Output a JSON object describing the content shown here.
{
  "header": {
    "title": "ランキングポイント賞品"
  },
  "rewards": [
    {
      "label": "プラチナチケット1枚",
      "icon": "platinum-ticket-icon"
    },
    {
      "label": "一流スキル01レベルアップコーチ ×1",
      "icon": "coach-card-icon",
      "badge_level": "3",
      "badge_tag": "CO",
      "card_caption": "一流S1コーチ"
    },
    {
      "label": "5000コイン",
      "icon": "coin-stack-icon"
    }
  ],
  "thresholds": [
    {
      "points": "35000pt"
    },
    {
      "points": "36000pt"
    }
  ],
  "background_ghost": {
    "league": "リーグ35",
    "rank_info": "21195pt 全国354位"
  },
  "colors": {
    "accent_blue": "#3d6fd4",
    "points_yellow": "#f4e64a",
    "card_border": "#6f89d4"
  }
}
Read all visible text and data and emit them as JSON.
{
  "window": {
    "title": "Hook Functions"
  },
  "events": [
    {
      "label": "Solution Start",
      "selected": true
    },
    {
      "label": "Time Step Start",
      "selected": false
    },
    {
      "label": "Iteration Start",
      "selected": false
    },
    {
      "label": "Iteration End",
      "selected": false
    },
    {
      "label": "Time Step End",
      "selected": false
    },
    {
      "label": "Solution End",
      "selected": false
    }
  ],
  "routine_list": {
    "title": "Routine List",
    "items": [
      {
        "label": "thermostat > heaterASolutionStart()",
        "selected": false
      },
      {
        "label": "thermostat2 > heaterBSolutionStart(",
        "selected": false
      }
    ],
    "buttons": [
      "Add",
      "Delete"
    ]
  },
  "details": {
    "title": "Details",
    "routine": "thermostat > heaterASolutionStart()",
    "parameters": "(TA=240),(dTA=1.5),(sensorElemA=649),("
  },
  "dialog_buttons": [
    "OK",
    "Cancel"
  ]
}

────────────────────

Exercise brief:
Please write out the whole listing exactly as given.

Answer for this exercise:
Output a JSON object describing the content shown here.
{
  "header": {
    "title": "ランキングポイント賞品"
  },
  "rewards": [
    {
      "label": "プラチナチケット1枚",
      "icon": "platinum-ticket-icon"
    },
    {
      "label": "一流スキル01レベルアップコーチ ×1",
      "icon": "coach-card-icon",
      "badge_level": "3",
      "badge_tag": "CO",
      "card_caption": "一流S1コーチ"
    },
    {
      "label": "5000コイン",
      "icon": "coin-stack-icon"
    }
  ],
  "thresholds": [
    {
      "points": "35000pt"
    },
    {
      "points": "36000pt"
    }
  ],
  "background_ghost": {
    "league": "リーグ35",
    "rank_info": "21195pt 全国354位"
  },
  "colors": {
    "accent_blue": "#3d6fd4",
    "points_yellow": "#f4e64a",
    "card_border": "#6f89d4"
  }
}
Read all visible text and data and emit them as JSON.
{
  "window": {
    "title": "Hook Functions"
  },
  "events": [
    {
      "label": "Solution Start",
      "selected": true
    },
    {
      "label": "Time Step Start",
      "selected": false
    },
    {
      "label": "Iteration Start",
      "selected": false
    },
    {
      "label": "Iteration End",
      "selected": false
    },
    {
      "label": "Time Step End",
      "selected": false
    },
    {
      "label": "Solution End",
      "selected": false
    }
  ],
  "routine_list": {
    "title": "Routine List",
    "items": [
      {
        "label": "thermostat > heaterASolutionStart()",
        "selected": false
      },
      {
        "label": "thermostat2 > heaterBSolutionStart(",
        "selected": false
      }
    ],
    "buttons": [
      "Add",
      "Delete"
    ]
  },
  "details": {
    "title": "Details",
    "routine": "thermostat > heaterASolutionStart()",
    "parameters": "(TA=240),(dTA=1.5),(sensorElemA=649),("
  },
  "dialog_buttons": [
    "OK",
    "Cancel"
  ]
}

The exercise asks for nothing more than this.